- Work instruction: All of the entries should be restated word for word, but without their pictures.

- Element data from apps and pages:
○ ○ ○ ○
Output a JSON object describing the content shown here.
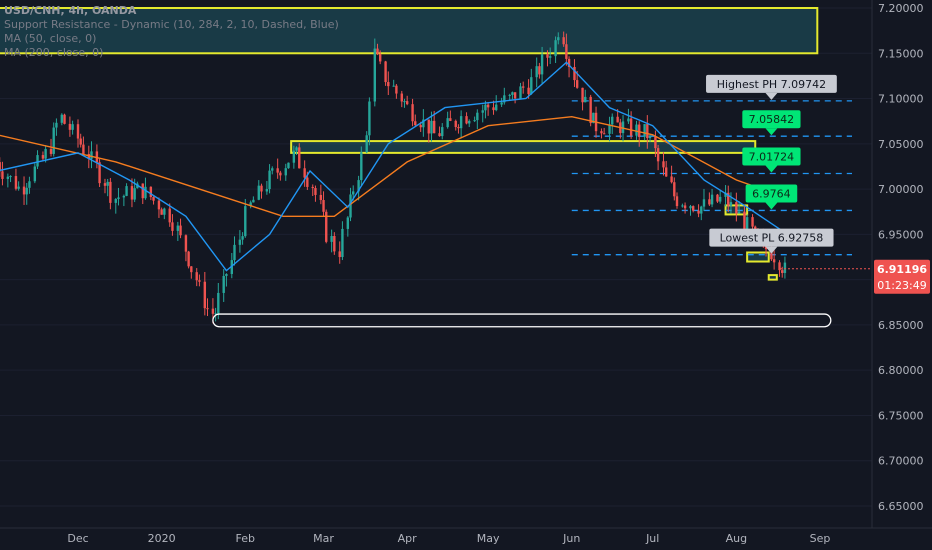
{
  "header": {
    "symbol": "USD/CNH, 4h, OANDA",
    "indicator_sr": "Support Resistance - Dynamic (10, 284, 2, 10, Dashed, Blue)",
    "indicator_ma50": "MA (50, close, 0)",
    "indicator_ma200": "MA (200, close, 0)"
  },
  "colors": {
    "background": "#131722",
    "up": "#26a69a",
    "down": "#ef5350",
    "ma50": "#2196f3",
    "ma200": "#f57c1f",
    "sr_line": "#2196f3",
    "zone": "#e4e92e",
    "marker_green": "#00e676",
    "marker_grey": "#c8cbd3",
    "price_label": "#ef5350",
    "ellipse": "#ffffff",
    "axis_text": "#b2b5be"
  },
  "chart_data": {
    "type": "candlestick",
    "title": "USD/CNH, 4h, OANDA",
    "ylim": [
      6.6,
      7.22
    ],
    "y_ticks": [
      "7.20000",
      "7.15000",
      "7.10000",
      "7.05000",
      "7.00000",
      "6.95000",
      "6.90000",
      "6.85000",
      "6.80000",
      "6.75000",
      "6.70000",
      "6.65000"
    ],
    "x_ticks": [
      "Dec",
      "2020",
      "Feb",
      "Mar",
      "Apr",
      "May",
      "Jun",
      "Jul",
      "Aug",
      "Sep"
    ],
    "price_path": [
      [
        "2019-11-01",
        7.03
      ],
      [
        "2019-11-10",
        7.0
      ],
      [
        "2019-11-20",
        7.04
      ],
      [
        "2019-11-25",
        7.08
      ],
      [
        "2019-12-05",
        7.04
      ],
      [
        "2019-12-15",
        6.99
      ],
      [
        "2019-12-25",
        7.0
      ],
      [
        "2020-01-05",
        6.97
      ],
      [
        "2020-01-12",
        6.92
      ],
      [
        "2020-01-18",
        6.87
      ],
      [
        "2020-01-21",
        6.86
      ],
      [
        "2020-01-26",
        6.91
      ],
      [
        "2020-02-03",
        6.98
      ],
      [
        "2020-02-10",
        7.01
      ],
      [
        "2020-02-20",
        7.04
      ],
      [
        "2020-02-27",
        7.0
      ],
      [
        "2020-03-03",
        6.95
      ],
      [
        "2020-03-07",
        6.93
      ],
      [
        "2020-03-12",
        6.99
      ],
      [
        "2020-03-17",
        7.05
      ],
      [
        "2020-03-20",
        7.15
      ],
      [
        "2020-03-25",
        7.12
      ],
      [
        "2020-04-02",
        7.09
      ],
      [
        "2020-04-12",
        7.06
      ],
      [
        "2020-04-22",
        7.08
      ],
      [
        "2020-05-01",
        7.09
      ],
      [
        "2020-05-10",
        7.1
      ],
      [
        "2020-05-18",
        7.12
      ],
      [
        "2020-05-26",
        7.16
      ],
      [
        "2020-05-28",
        7.18
      ],
      [
        "2020-06-03",
        7.12
      ],
      [
        "2020-06-10",
        7.07
      ],
      [
        "2020-06-20",
        7.07
      ],
      [
        "2020-06-30",
        7.06
      ],
      [
        "2020-07-05",
        7.02
      ],
      [
        "2020-07-10",
        6.99
      ],
      [
        "2020-07-20",
        6.98
      ],
      [
        "2020-07-28",
        6.99
      ],
      [
        "2020-08-03",
        6.97
      ],
      [
        "2020-08-10",
        6.94
      ],
      [
        "2020-08-15",
        6.93
      ],
      [
        "2020-08-20",
        6.91
      ]
    ],
    "ma50_path": [
      [
        "2019-11-01",
        7.02
      ],
      [
        "2019-12-01",
        7.04
      ],
      [
        "2019-12-20",
        7.01
      ],
      [
        "2020-01-10",
        6.97
      ],
      [
        "2020-01-25",
        6.91
      ],
      [
        "2020-02-10",
        6.95
      ],
      [
        "2020-02-25",
        7.02
      ],
      [
        "2020-03-10",
        6.98
      ],
      [
        "2020-03-25",
        7.05
      ],
      [
        "2020-04-15",
        7.09
      ],
      [
        "2020-05-15",
        7.1
      ],
      [
        "2020-05-30",
        7.14
      ],
      [
        "2020-06-15",
        7.09
      ],
      [
        "2020-07-01",
        7.07
      ],
      [
        "2020-07-20",
        7.01
      ],
      [
        "2020-08-05",
        6.98
      ],
      [
        "2020-08-20",
        6.95
      ]
    ],
    "ma200_path": [
      [
        "2019-11-01",
        7.06
      ],
      [
        "2019-12-15",
        7.03
      ],
      [
        "2020-01-15",
        7.0
      ],
      [
        "2020-02-15",
        6.97
      ],
      [
        "2020-03-05",
        6.97
      ],
      [
        "2020-04-01",
        7.03
      ],
      [
        "2020-05-01",
        7.07
      ],
      [
        "2020-06-01",
        7.08
      ],
      [
        "2020-07-01",
        7.06
      ],
      [
        "2020-08-01",
        7.01
      ],
      [
        "2020-08-20",
        6.99
      ]
    ],
    "sr_levels": [
      7.09742,
      7.05842,
      7.01724,
      6.9764,
      6.92758
    ],
    "zones": [
      {
        "start": "2019-11-01",
        "end": "2020-08-31",
        "low": 7.15,
        "high": 7.2
      },
      {
        "start": "2020-02-18",
        "end": "2020-08-08",
        "low": 7.04,
        "high": 7.053
      },
      {
        "start": "2020-07-28",
        "end": "2020-08-05",
        "low": 6.972,
        "high": 6.982
      },
      {
        "start": "2020-08-05",
        "end": "2020-08-13",
        "low": 6.92,
        "high": 6.93
      },
      {
        "start": "2020-08-13",
        "end": "2020-08-16",
        "low": 6.9,
        "high": 6.905
      }
    ],
    "level_labels": [
      {
        "text": "Highest PH 7.09742",
        "value": 7.09742,
        "style": "grey"
      },
      {
        "text": "7.05842",
        "value": 7.05842,
        "style": "green"
      },
      {
        "text": "7.01724",
        "value": 7.01724,
        "style": "green"
      },
      {
        "text": "6.9764",
        "value": 6.9764,
        "style": "green"
      },
      {
        "text": "Lowest PL 6.92758",
        "value": 6.92758,
        "style": "grey"
      }
    ],
    "ellipse": {
      "start": "2020-01-20",
      "end": "2020-09-05",
      "low": 6.848,
      "high": 6.862
    },
    "last_price": {
      "value": 6.91196,
      "label": "6.91196",
      "countdown": "01:23:49"
    }
  }
}
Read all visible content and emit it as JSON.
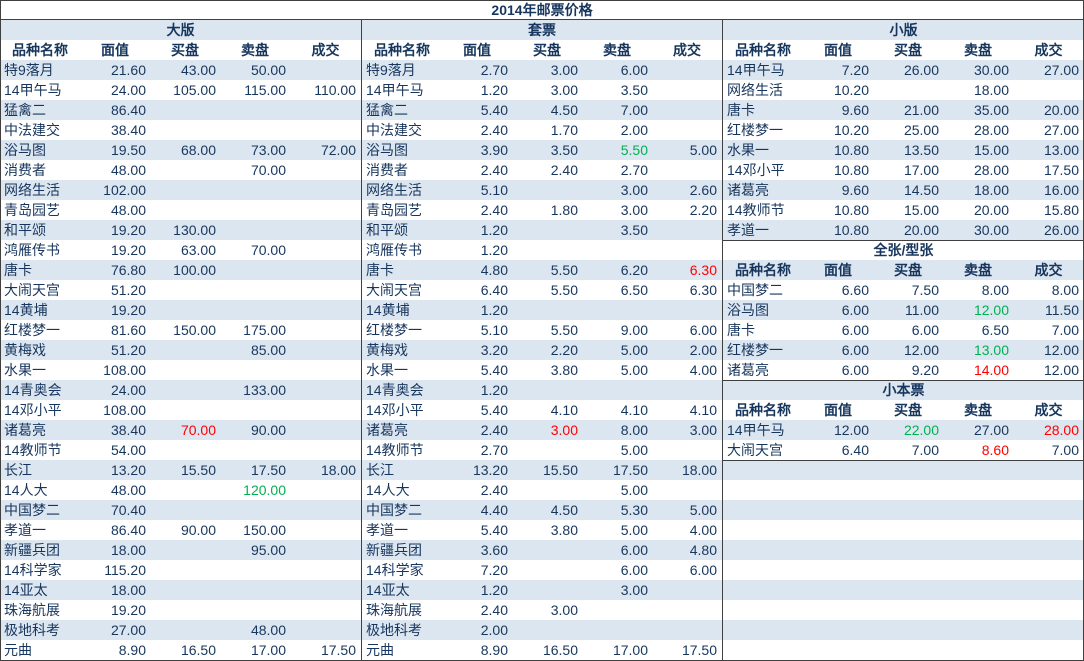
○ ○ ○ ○
- Exercise response:
Output a JSON object describing the content shown here.
{
  "header": {
    "symbol": "USD/CNH, 4h, OANDA",
    "indicator_sr": "Support Resistance - Dynamic (10, 284, 2, 10, Dashed, Blue)",
    "indicator_ma50": "MA (50, close, 0)",
    "indicator_ma200": "MA (200, close, 0)"
  },
  "colors": {
    "background": "#131722",
    "up": "#26a69a",
    "down": "#ef5350",
    "ma50": "#2196f3",
    "ma200": "#f57c1f",
    "sr_line": "#2196f3",
    "zone": "#e4e92e",
    "marker_green": "#00e676",
    "marker_grey": "#c8cbd3",
    "price_label": "#ef5350",
    "ellipse": "#ffffff",
    "axis_text": "#b2b5be"
  },
  "chart_data": {
    "type": "candlestick",
    "title": "USD/CNH, 4h, OANDA",
    "ylim": [
      6.6,
      7.22
    ],
    "y_ticks": [
      "7.20000",
      "7.15000",
      "7.10000",
      "7.05000",
      "7.00000",
      "6.95000",
      "6.90000",
      "6.85000",
      "6.80000",
      "6.75000",
      "6.70000",
      "6.65000"
    ],
    "x_ticks": [
      "Dec",
      "2020",
      "Feb",
      "Mar",
      "Apr",
      "May",
      "Jun",
      "Jul",
      "Aug",
      "Sep"
    ],
    "price_path": [
      [
        "2019-11-01",
        7.03
      ],
      [
        "2019-11-10",
        7.0
      ],
      [
        "2019-11-20",
        7.04
      ],
      [
        "2019-11-25",
        7.08
      ],
      [
        "2019-12-05",
        7.04
      ],
      [
        "2019-12-15",
        6.99
      ],
      [
        "2019-12-25",
        7.0
      ],
      [
        "2020-01-05",
        6.97
      ],
      [
        "2020-01-12",
        6.92
      ],
      [
        "2020-01-18",
        6.87
      ],
      [
        "2020-01-21",
        6.86
      ],
      [
        "2020-01-26",
        6.91
      ],
      [
        "2020-02-03",
        6.98
      ],
      [
        "2020-02-10",
        7.01
      ],
      [
        "2020-02-20",
        7.04
      ],
      [
        "2020-02-27",
        7.0
      ],
      [
        "2020-03-03",
        6.95
      ],
      [
        "2020-03-07",
        6.93
      ],
      [
        "2020-03-12",
        6.99
      ],
      [
        "2020-03-17",
        7.05
      ],
      [
        "2020-03-20",
        7.15
      ],
      [
        "2020-03-25",
        7.12
      ],
      [
        "2020-04-02",
        7.09
      ],
      [
        "2020-04-12",
        7.06
      ],
      [
        "2020-04-22",
        7.08
      ],
      [
        "2020-05-01",
        7.09
      ],
      [
        "2020-05-10",
        7.1
      ],
      [
        "2020-05-18",
        7.12
      ],
      [
        "2020-05-26",
        7.16
      ],
      [
        "2020-05-28",
        7.18
      ],
      [
        "2020-06-03",
        7.12
      ],
      [
        "2020-06-10",
        7.07
      ],
      [
        "2020-06-20",
        7.07
      ],
      [
        "2020-06-30",
        7.06
      ],
      [
        "2020-07-05",
        7.02
      ],
      [
        "2020-07-10",
        6.99
      ],
      [
        "2020-07-20",
        6.98
      ],
      [
        "2020-07-28",
        6.99
      ],
      [
        "2020-08-03",
        6.97
      ],
      [
        "2020-08-10",
        6.94
      ],
      [
        "2020-08-15",
        6.93
      ],
      [
        "2020-08-20",
        6.91
      ]
    ],
    "ma50_path": [
      [
        "2019-11-01",
        7.02
      ],
      [
        "2019-12-01",
        7.04
      ],
      [
        "2019-12-20",
        7.01
      ],
      [
        "2020-01-10",
        6.97
      ],
      [
        "2020-01-25",
        6.91
      ],
      [
        "2020-02-10",
        6.95
      ],
      [
        "2020-02-25",
        7.02
      ],
      [
        "2020-03-10",
        6.98
      ],
      [
        "2020-03-25",
        7.05
      ],
      [
        "2020-04-15",
        7.09
      ],
      [
        "2020-05-15",
        7.1
      ],
      [
        "2020-05-30",
        7.14
      ],
      [
        "2020-06-15",
        7.09
      ],
      [
        "2020-07-01",
        7.07
      ],
      [
        "2020-07-20",
        7.01
      ],
      [
        "2020-08-05",
        6.98
      ],
      [
        "2020-08-20",
        6.95
      ]
    ],
    "ma200_path": [
      [
        "2019-11-01",
        7.06
      ],
      [
        "2019-12-15",
        7.03
      ],
      [
        "2020-01-15",
        7.0
      ],
      [
        "2020-02-15",
        6.97
      ],
      [
        "2020-03-05",
        6.97
      ],
      [
        "2020-04-01",
        7.03
      ],
      [
        "2020-05-01",
        7.07
      ],
      [
        "2020-06-01",
        7.08
      ],
      [
        "2020-07-01",
        7.06
      ],
      [
        "2020-08-01",
        7.01
      ],
      [
        "2020-08-20",
        6.99
      ]
    ],
    "sr_levels": [
      7.09742,
      7.05842,
      7.01724,
      6.9764,
      6.92758
    ],
    "zones": [
      {
        "start": "2019-11-01",
        "end": "2020-08-31",
        "low": 7.15,
        "high": 7.2
      },
      {
        "start": "2020-02-18",
        "end": "2020-08-08",
        "low": 7.04,
        "high": 7.053
      },
      {
        "start": "2020-07-28",
        "end": "2020-08-05",
        "low": 6.972,
        "high": 6.982
      },
      {
        "start": "2020-08-05",
        "end": "2020-08-13",
        "low": 6.92,
        "high": 6.93
      },
      {
        "start": "2020-08-13",
        "end": "2020-08-16",
        "low": 6.9,
        "high": 6.905
      }
    ],
    "level_labels": [
      {
        "text": "Highest PH 7.09742",
        "value": 7.09742,
        "style": "grey"
      },
      {
        "text": "7.05842",
        "value": 7.05842,
        "style": "green"
      },
      {
        "text": "7.01724",
        "value": 7.01724,
        "style": "green"
      },
      {
        "text": "6.9764",
        "value": 6.9764,
        "style": "green"
      },
      {
        "text": "Lowest PL 6.92758",
        "value": 6.92758,
        "style": "grey"
      }
    ],
    "ellipse": {
      "start": "2020-01-20",
      "end": "2020-09-05",
      "low": 6.848,
      "high": 6.862
    },
    "last_price": {
      "value": 6.91196,
      "label": "6.91196",
      "countdown": "01:23:49"
    }
  }
}
Read all visible content and emit it as JSON.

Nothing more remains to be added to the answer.